“Rape victim?” asked Ruth, as she broke into a broad grin. “That’s what Al told you.”
“What are you doing here?” asked Al, as Diane stared at him in astonishment.
“When I told Mother what happened this morning, she insisted I call to be sure you hadn’t burned the house down,” Ruth said. “When I did, I discovered that the phone was somehow disconnected. I left Mother and came straight here. You see, Diane, for years, Al has had this nasty habit of inviting people to the house for dinner at almost the last minute and expecting me to cook for them. I’m sorry you and your husband had to be caught in the middle like this, but I decided I’d had enough.”

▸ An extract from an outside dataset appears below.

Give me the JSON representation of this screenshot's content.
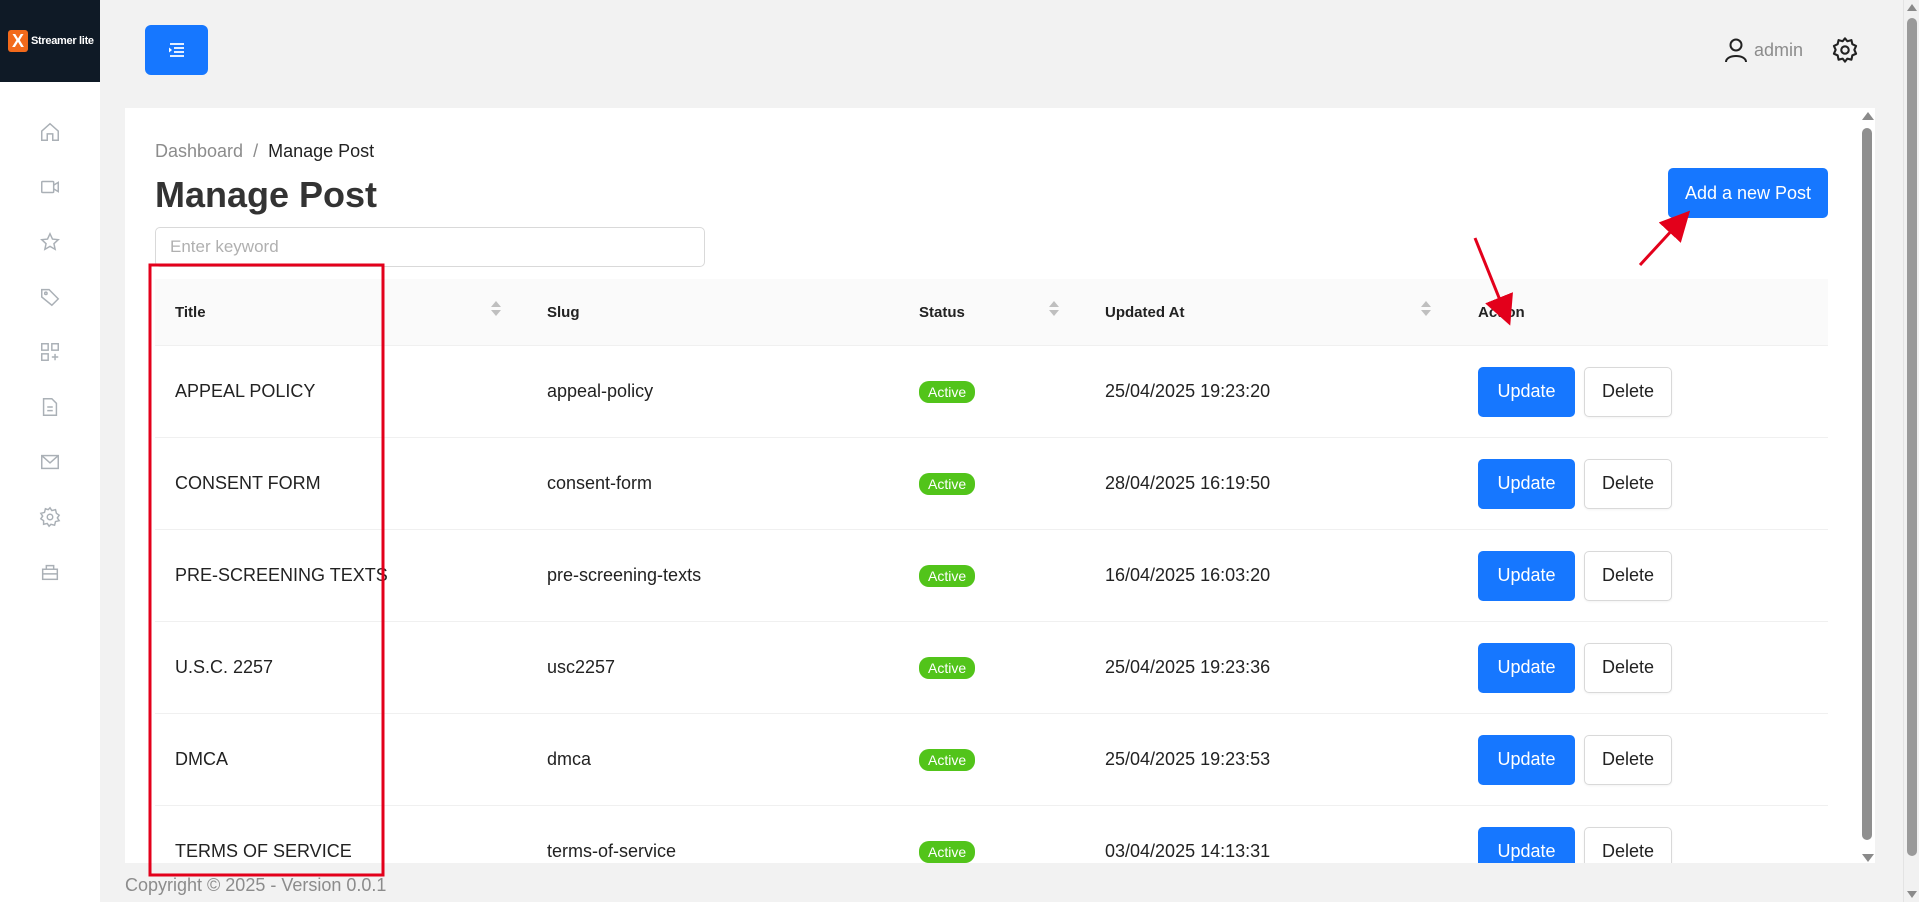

“I understand,” Diane said. “If Jim ever did anything like that, I’d strangle him. Is there a center that helps men?”
Michelle burst into laughter, as Rick and Jim appeared. “Not if they’re dead,” Rick said.
“I think I found what caused the power outage,” said Jim. “Did you know you had a metal pan in the microwave?”
More laughter erupted, as Al hung his head. “I suppose that also caused the phone outage,” he said.
“I don’t think so,” said Rick. “The operator said the whole neighborhood’s out, but they’re working on it.”
“Well dear, I hope you learned your lesson,” said Ruth. “I’ll finish getting dinner on. Michelle, Rick, why don’t you stay? There’s plenty.”
Al slumped into his chair at the head of the table, as Diane finished setting it and other dinner preparations continued around him. Jim and Rick also sat at the table and chatted. In record time, Ruth and Michelle brought plates and platters containing the lasagna, green beans, and rolls.
When everyone was settled, Al took Ruth’s hand and said, “If you all don’t mind, I’ll say grace.” As the others joined hands, he said, “Dear Lord, we thank you for what we are about to receive. I also give thanks for my wife. I don’t think I really appreciated her until today.”
Abbie Johnson Taylor
Author of We Shall Overcome
I just finished reading a book by that name by Tina Fey. According to an article at http://en.wikipedia.org/wiki/Tina_Fey she got her start in comedy when she worked for The Second City, an improvisational theater company in Chicago. She was later hired as a writer for “Saturday Night Live.” In 2006, she began writing, starring in, and producing her own show, “30 Rock,” named for the address of the building where the NBC studios are located, 30 Rockefeller Plaza. She has also written, acted in, and produced other films such as “Mean Girls,” “Baby Mama,” and “Date Night.”
She received seven Emmy awards, three Golden Globe Awards, four Screen Actors Guild Awards, and four Writers Guild of America Awards. In 2008, she was singled out by the Associated Press as the performer who had the most impact on American culture and given the AP Entertainer of the Year Award for her satirical portrayal of Republican vice presidential candidate Sarah Palin during a guest appearance on “Saturday Night Live.” In 2010, she was the youngest recipient of the Mark Twain Prize for Humor.
In Bossypants, released in April of 2011, she talks about growing up and her experiences working in The Second City, “Saturday Night Live,” and “30 Rock.”The book is available in print and audio formats. If you purchase the recording from audible.com, you can also download a PDF document containing pictures and other images referred to in the audio book. However, if you’re visually impaired like me, I don’t recommend trying to read the PDF with a screen reader. I assume that if you buy the book in print, the pictures and other images are included.
On the other hand, the audio book is great! Tina Fey herself reads it, and she does an excellent job, as naturally she would since she’s an actress. It includes a clip from “Saturday Night Live” containing the sketch I mentioned earlier where Tina impersonates Sarah Palin. Even if you don’t watch “Saturday Night Live” or “30 Rock” and never saw Sarah Palin on television during her vice presidential campaign, I recommend this book.
By the way, she calls it Bossypants because when she became producer of “30 Rock,” she was asked if it was hard being the boss. I like the title because it gives me another name to call my husband. To find out what Tina Fey says about being the boss, read the book.
Abbie Johnson Taylor
Author of We Shall Overcome